So why are e-cigarettes so controversial?
Replacing tobacco with safer forms of nicotine is not a new phenomenon. Nicotine replacement therapy, including gum, patches and inhalers, has been around since the 80s. And few people seem to worry about these products.
There aren’t claims they should be regulated in the same way as tobacco, newspapers haven’t splashed scare-mongering headlines across their front pages, and public health experts don’t seem to be trolled on social media for stating their opinions about the products.

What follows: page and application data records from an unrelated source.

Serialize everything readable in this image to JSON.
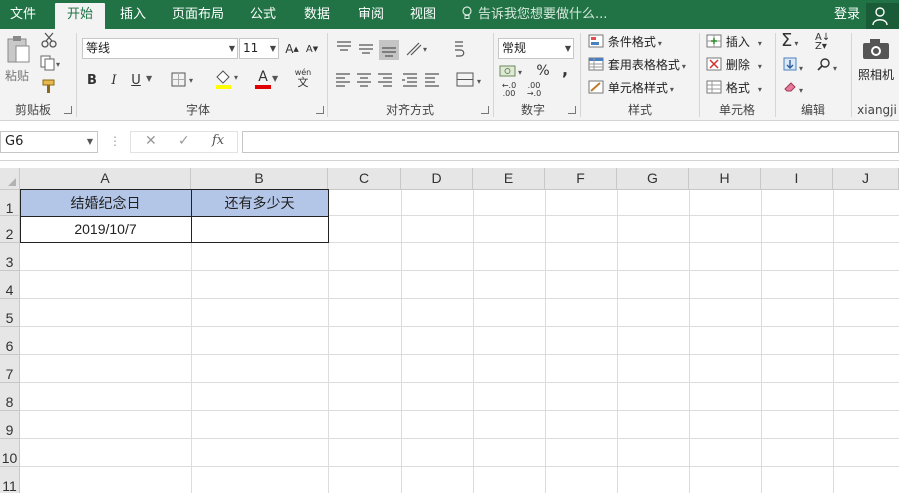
{
  "menu": {
    "tabs": [
      "文件",
      "开始",
      "插入",
      "页面布局",
      "公式",
      "数据",
      "审阅",
      "视图"
    ],
    "tell_me": "告诉我您想要做什么...",
    "login": "登录"
  },
  "ribbon": {
    "clipboard": {
      "paste": "粘贴",
      "label": "剪贴板"
    },
    "font": {
      "name": "等线",
      "size": "11",
      "bold": "B",
      "italic": "I",
      "underline": "U",
      "font_color_glyph": "A",
      "wen": "wén",
      "label": "字体"
    },
    "alignment": {
      "label": "对齐方式"
    },
    "number": {
      "format": "常规",
      "percent": "%",
      "comma": ",",
      "label": "数字"
    },
    "styles": {
      "conditional": "条件格式",
      "table_format": "套用表格格式",
      "cell_styles": "单元格样式",
      "label": "样式"
    },
    "cells": {
      "insert": "插入",
      "delete": "删除",
      "format": "格式",
      "label": "单元格"
    },
    "editing": {
      "sigma": "Σ",
      "label": "编辑"
    },
    "camera": {
      "label_top": "照相机",
      "label": "xiangji"
    }
  },
  "formula_bar": {
    "name_box": "G6",
    "fx": "fx",
    "content": ""
  },
  "grid": {
    "columns": [
      "A",
      "B",
      "C",
      "D",
      "E",
      "F",
      "G",
      "H",
      "I",
      "J"
    ],
    "rows": [
      "1",
      "2",
      "3",
      "4",
      "5",
      "6",
      "7",
      "8",
      "9",
      "10",
      "11"
    ],
    "cells": {
      "A1": "结婚纪念日",
      "B1": "还有多少天",
      "A2": "2019/10/7",
      "B2": ""
    }
  },
  "colors": {
    "excel_green": "#217346",
    "header_fill": "#b4c6e7"
  }
}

But at the same time, nicotine gum doesn’t come in thousands of different flavours, you probably haven’t come across any ‘nicotine-nasal-spray festivals’, and you wouldn’t find an article about nicotine patches in the Rolling Stone.
Vaping has become a cultural product in the way that other stop smoking aids haven’t. And this is why people are so concerned that they will appeal to young people.
This is a legitimate worry and further research is needed, but the evidence that’s available so far shows this isn’t the case.
Where do we go from here?
E-cigarettes are still new products to the market, so there’s a lot that still isn’t known about them.
There’s a need for more research, but we can be confident in the UK that arguments about e-cigarettes being a gateway to taking up smoking are not based on evidence.
Studies show that children aren’t using e-cigarettes in great numbers and the continued decline in smoking among young people shows no evidence for e-cigarette users becoming long-term smokers.
We don’t know what the long term effects of these products will be, but there is likely to be some harm associated with their use. E-cigarettes aren’t 100% safe. But very few of the things we do each day, or the products we buy, carry no risk at all.
This is the nature of harm reduction.
This principle has been embraced in the UK where there is a regulatory system which makes the most of the opportunity of e-cigarettes while being aware of the potential risks.
The evidence is showing e-cigarettes can help beat the tobacco epidemic. And when they have the potential to save millions of lives, should we just sit back and wait?
All references are from Cancer Research UK. All credit goes to Cancer Research UK